**What is being asked**. Your task is to find every line in the records that holds the string "credit" and copy it.

[Items from a dataset]
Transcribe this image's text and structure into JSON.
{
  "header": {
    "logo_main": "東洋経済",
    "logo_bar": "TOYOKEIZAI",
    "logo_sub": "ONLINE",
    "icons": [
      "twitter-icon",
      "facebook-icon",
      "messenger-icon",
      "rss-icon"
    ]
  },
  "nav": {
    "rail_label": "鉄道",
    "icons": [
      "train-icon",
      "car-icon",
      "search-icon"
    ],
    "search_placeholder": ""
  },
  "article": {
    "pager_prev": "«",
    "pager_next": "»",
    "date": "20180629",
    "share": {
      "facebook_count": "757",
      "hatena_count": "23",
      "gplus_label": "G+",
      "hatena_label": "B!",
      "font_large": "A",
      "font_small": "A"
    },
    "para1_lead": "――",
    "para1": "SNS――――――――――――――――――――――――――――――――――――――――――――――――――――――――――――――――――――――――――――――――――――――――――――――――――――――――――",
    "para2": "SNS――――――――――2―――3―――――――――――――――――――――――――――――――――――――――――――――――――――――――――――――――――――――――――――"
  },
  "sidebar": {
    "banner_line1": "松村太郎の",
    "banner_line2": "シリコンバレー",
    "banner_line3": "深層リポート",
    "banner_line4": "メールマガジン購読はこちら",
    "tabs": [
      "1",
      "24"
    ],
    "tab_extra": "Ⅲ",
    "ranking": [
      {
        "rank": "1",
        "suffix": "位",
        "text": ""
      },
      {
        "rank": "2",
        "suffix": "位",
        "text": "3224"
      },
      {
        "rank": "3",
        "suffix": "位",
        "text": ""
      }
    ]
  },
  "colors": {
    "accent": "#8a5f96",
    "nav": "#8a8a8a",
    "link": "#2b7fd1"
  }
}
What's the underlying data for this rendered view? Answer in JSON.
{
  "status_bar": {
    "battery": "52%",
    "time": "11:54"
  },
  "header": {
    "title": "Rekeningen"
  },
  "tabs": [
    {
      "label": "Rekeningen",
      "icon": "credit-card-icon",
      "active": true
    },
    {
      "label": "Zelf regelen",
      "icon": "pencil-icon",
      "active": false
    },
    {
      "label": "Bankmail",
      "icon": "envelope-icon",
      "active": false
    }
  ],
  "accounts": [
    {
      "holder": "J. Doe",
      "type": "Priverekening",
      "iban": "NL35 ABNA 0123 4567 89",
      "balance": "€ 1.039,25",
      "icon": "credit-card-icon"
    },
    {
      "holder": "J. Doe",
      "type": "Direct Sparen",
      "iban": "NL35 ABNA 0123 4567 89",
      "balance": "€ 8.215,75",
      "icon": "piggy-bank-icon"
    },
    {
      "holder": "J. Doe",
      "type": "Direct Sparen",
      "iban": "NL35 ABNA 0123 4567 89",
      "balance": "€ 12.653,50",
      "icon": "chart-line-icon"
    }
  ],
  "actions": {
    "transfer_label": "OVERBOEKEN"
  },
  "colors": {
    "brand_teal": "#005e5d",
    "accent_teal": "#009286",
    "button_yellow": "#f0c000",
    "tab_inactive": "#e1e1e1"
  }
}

**Expected output**.
      "icon": "credit-card-icon",
      "icon": "credit-card-icon"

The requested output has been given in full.